---------- Data extracts

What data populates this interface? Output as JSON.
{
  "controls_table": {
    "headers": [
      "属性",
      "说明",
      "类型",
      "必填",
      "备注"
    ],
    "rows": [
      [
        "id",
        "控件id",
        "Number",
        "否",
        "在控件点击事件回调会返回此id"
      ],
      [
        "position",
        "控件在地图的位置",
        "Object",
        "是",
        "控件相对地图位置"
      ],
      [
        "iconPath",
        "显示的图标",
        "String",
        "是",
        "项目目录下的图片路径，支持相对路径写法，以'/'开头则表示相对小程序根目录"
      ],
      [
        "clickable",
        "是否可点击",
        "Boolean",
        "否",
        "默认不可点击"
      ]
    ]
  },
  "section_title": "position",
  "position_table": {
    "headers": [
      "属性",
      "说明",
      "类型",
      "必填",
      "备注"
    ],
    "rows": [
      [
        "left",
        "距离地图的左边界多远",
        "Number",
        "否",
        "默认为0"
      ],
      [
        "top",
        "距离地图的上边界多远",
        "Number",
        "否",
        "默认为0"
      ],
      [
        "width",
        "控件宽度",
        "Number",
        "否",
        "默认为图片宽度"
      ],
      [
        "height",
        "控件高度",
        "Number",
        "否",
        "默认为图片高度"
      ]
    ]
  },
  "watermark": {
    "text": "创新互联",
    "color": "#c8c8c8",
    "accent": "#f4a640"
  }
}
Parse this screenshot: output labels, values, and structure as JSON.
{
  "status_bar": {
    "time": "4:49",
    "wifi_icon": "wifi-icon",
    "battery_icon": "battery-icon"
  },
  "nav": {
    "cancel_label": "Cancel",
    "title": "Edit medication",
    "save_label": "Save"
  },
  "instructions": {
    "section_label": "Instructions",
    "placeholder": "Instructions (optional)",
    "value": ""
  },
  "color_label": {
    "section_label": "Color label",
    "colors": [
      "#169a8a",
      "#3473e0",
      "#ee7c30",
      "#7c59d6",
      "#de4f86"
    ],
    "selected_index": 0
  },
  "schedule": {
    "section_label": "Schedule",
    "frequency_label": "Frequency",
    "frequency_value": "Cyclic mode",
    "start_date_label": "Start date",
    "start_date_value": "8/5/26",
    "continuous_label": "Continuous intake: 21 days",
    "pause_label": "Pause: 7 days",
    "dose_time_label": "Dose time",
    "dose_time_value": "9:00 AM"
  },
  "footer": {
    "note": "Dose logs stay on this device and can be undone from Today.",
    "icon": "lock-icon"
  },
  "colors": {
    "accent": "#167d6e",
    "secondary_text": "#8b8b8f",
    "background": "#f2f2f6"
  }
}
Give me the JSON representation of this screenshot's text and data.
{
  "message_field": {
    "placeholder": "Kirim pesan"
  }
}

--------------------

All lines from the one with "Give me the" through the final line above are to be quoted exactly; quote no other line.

Give me the JSON representation of this screenshot's text and data.
{
  "message_field": {
    "placeholder": "Kirim pesan"
  }
}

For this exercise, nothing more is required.